The White House finally got an infusion of new blood last week when President Bush tapped budget director Joshua B. Bolten to replace Andrew H. Card Jr. as his chief of staff. About time, right? Well, actually, wrong.
The faces in the inner circle around Bush haven’t changed much in the last five years, though they’ve played some musical chairs.
Take Bolten himself—he was a top adviser from the beginning, and is now merely moving into his third job. But while the president remains surrounded by a small group of diehard loyalists who never jump ship, his White House on the whole, like Bill Clinton’s and Ronald Reagan’s before it, has had constant turnover. Sure, Karl Rove still has pretty much the same job, but more than 80 percent of Bush’s “A-Team”—the 64 key staffers identified by National Journal in June 2001—have moved to another position or left the administration altogether.

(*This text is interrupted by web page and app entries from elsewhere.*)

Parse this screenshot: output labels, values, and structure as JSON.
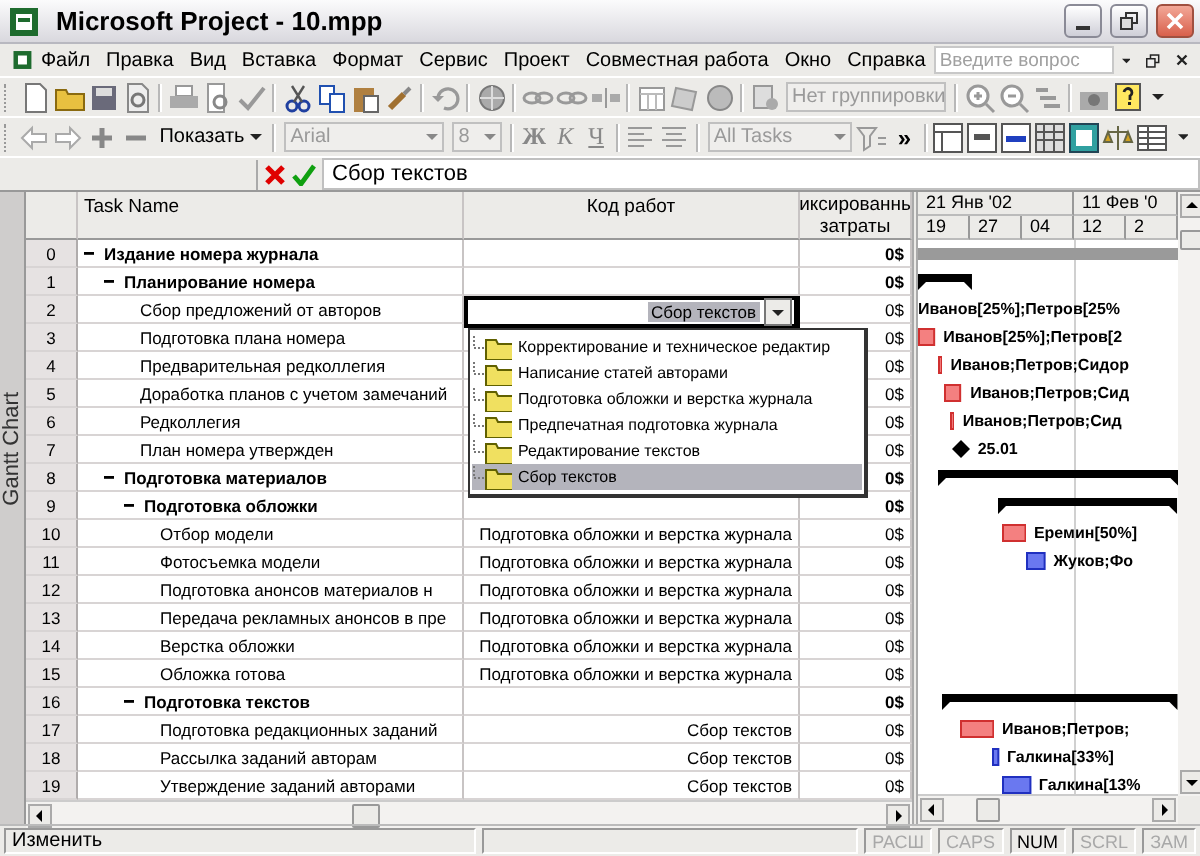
{
  "window": {
    "title": "Microsoft Project - 10.mpp"
  },
  "menu": {
    "items": [
      "Файл",
      "Правка",
      "Вид",
      "Вставка",
      "Формат",
      "Сервис",
      "Проект",
      "Совместная работа",
      "Окно",
      "Справка"
    ],
    "help_search": {
      "placeholder": "Введите вопрос"
    }
  },
  "toolbar": {
    "grouping": {
      "value": "Нет группировки",
      "disabled": true
    }
  },
  "formatting_toolbar": {
    "show_button": "Показать",
    "font": {
      "value": "Arial",
      "disabled": true
    },
    "font_size": {
      "value": "8",
      "disabled": true
    },
    "style_buttons": [
      {
        "label": "Ж",
        "kind": "bold"
      },
      {
        "label": "К",
        "kind": "italic"
      },
      {
        "label": "Ч",
        "kind": "underline"
      }
    ],
    "filter": {
      "value": "All Tasks",
      "disabled": true
    },
    "more": "»"
  },
  "entry_bar": {
    "value": "Сбор текстов"
  },
  "view_bar": {
    "label": "Gantt Chart"
  },
  "table": {
    "columns": [
      "Task Name",
      "Код работ",
      "иксированнь\nзатраты"
    ],
    "rows": [
      {
        "number": "0",
        "name": "Издание номера журнала",
        "summary": true,
        "expanded": true,
        "cost": "0$",
        "bar": {
          "kind": "project"
        },
        "children": [
          {
            "number": "1",
            "name": "Планирование номера",
            "summary": true,
            "expanded": true,
            "cost": "0$",
            "bar": {
              "kind": "summary"
            },
            "children": [
              {
                "number": "2",
                "name": "Сбор предложений от авторов",
                "summary": false,
                "editing": true,
                "cost": "0$",
                "bar": {
                  "label": "Иванов[25%];Петров[25%"
                }
              },
              {
                "number": "3",
                "name": "Подготовка плана номера",
                "summary": false,
                "cost": "0$",
                "bar": {
                  "kind": "task",
                  "critical": true,
                  "label": "Иванов[25%];Петров[2"
                }
              },
              {
                "number": "4",
                "name": "Предварительная редколлегия",
                "summary": false,
                "cost": "0$",
                "bar": {
                  "kind": "task",
                  "critical": true,
                  "label": "Иванов;Петров;Сидор"
                }
              },
              {
                "number": "5",
                "name": "Доработка планов с учетом замечаний",
                "summary": false,
                "cost": "0$",
                "bar": {
                  "kind": "task",
                  "critical": true,
                  "label": "Иванов;Петров;Сид"
                }
              },
              {
                "number": "6",
                "name": "Редколлегия",
                "summary": false,
                "cost": "0$",
                "bar": {
                  "kind": "task",
                  "critical": true,
                  "label": "Иванов;Петров;Сид"
                }
              },
              {
                "number": "7",
                "name": "План номера утвержден",
                "summary": false,
                "cost": "0$",
                "bar": {
                  "kind": "milestone",
                  "label": "25.01"
                }
              }
            ]
          },
          {
            "number": "8",
            "name": "Подготовка материалов",
            "summary": true,
            "expanded": true,
            "cost": "0$",
            "bar": {
              "kind": "summary"
            },
            "children": [
              {
                "number": "9",
                "name": "Подготовка обложки",
                "summary": true,
                "expanded": true,
                "cost": "0$",
                "bar": {
                  "kind": "summary"
                },
                "children": [
                  {
                    "number": "10",
                    "name": "Отбор модели",
                    "summary": false,
                    "code": "Подготовка обложки и верстка журнала",
                    "cost": "0$",
                    "bar": {
                      "kind": "task",
                      "critical": true,
                      "label": "Еремин[50%]"
                    }
                  },
                  {
                    "number": "11",
                    "name": "Фотосъемка модели",
                    "summary": false,
                    "code": "Подготовка обложки и верстка журнала",
                    "cost": "0$",
                    "bar": {
                      "kind": "task",
                      "critical": false,
                      "label": "Жуков;Фо"
                    }
                  },
                  {
                    "number": "12",
                    "name": "Подготовка анонсов материалов н",
                    "summary": false,
                    "code": "Подготовка обложки и верстка журнала",
                    "cost": "0$"
                  },
                  {
                    "number": "13",
                    "name": "Передача рекламных анонсов в пре",
                    "summary": false,
                    "code": "Подготовка обложки и верстка журнала",
                    "cost": "0$"
                  },
                  {
                    "number": "14",
                    "name": "Верстка обложки",
                    "summary": false,
                    "code": "Подготовка обложки и верстка журнала",
                    "cost": "0$"
                  },
                  {
                    "number": "15",
                    "name": "Обложка готова",
                    "summary": false,
                    "code": "Подготовка обложки и верстка журнала",
                    "cost": "0$"
                  }
                ]
              },
              {
                "number": "16",
                "name": "Подготовка текстов",
                "summary": true,
                "expanded": true,
                "cost": "0$",
                "bar": {
                  "kind": "summary"
                },
                "children": [
                  {
                    "number": "17",
                    "name": "Подготовка редакционных заданий",
                    "summary": false,
                    "code": "Сбор текстов",
                    "cost": "0$",
                    "bar": {
                      "kind": "task",
                      "critical": true,
                      "label": "Иванов;Петров;"
                    }
                  },
                  {
                    "number": "18",
                    "name": "Рассылка заданий авторам",
                    "summary": false,
                    "code": "Сбор текстов",
                    "cost": "0$",
                    "bar": {
                      "kind": "task",
                      "critical": false,
                      "label": "Галкина[33%]"
                    }
                  },
                  {
                    "number": "19",
                    "name": "Утверждение заданий авторами",
                    "summary": false,
                    "code": "Сбор текстов",
                    "cost": "0$",
                    "bar": {
                      "kind": "task",
                      "critical": false,
                      "label": "Галкина[13%"
                    }
                  }
                ]
              }
            ]
          }
        ]
      }
    ]
  },
  "code_editor": {
    "value": "Сбор текстов",
    "options": [
      {
        "label": "Корректирование и техническое редактир",
        "selected": false
      },
      {
        "label": "Написание статей авторами",
        "selected": false
      },
      {
        "label": "Подготовка обложки и верстка журнала",
        "selected": false
      },
      {
        "label": "Предпечатная подготовка журнала",
        "selected": false
      },
      {
        "label": "Редактирование текстов",
        "selected": false
      },
      {
        "label": "Сбор текстов",
        "selected": true
      }
    ]
  },
  "timescale": {
    "major": [
      "21 Янв '02",
      "11 Фев '0"
    ],
    "minor": [
      "19",
      "27",
      "04",
      "12",
      "2"
    ]
  },
  "status_bar": {
    "message": "Изменить",
    "indicators": [
      {
        "label": "РАСШ",
        "on": false
      },
      {
        "label": "CAPS",
        "on": false
      },
      {
        "label": "NUM",
        "on": true
      },
      {
        "label": "SCRL",
        "on": false
      },
      {
        "label": "ЗАМ",
        "on": false
      }
    ]
  }
}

Extraordinarily high turnover is in fact the norm for the modern president, especially two-termers. But that isn’t necessarily a good thing. Too much turnover comes with costs—the loss of institutional memory, policy expertise and longterm relationships with other political players and institutions. And for a second-term president in troubled waters, that means that fresh blood might just help keep the sharks circling.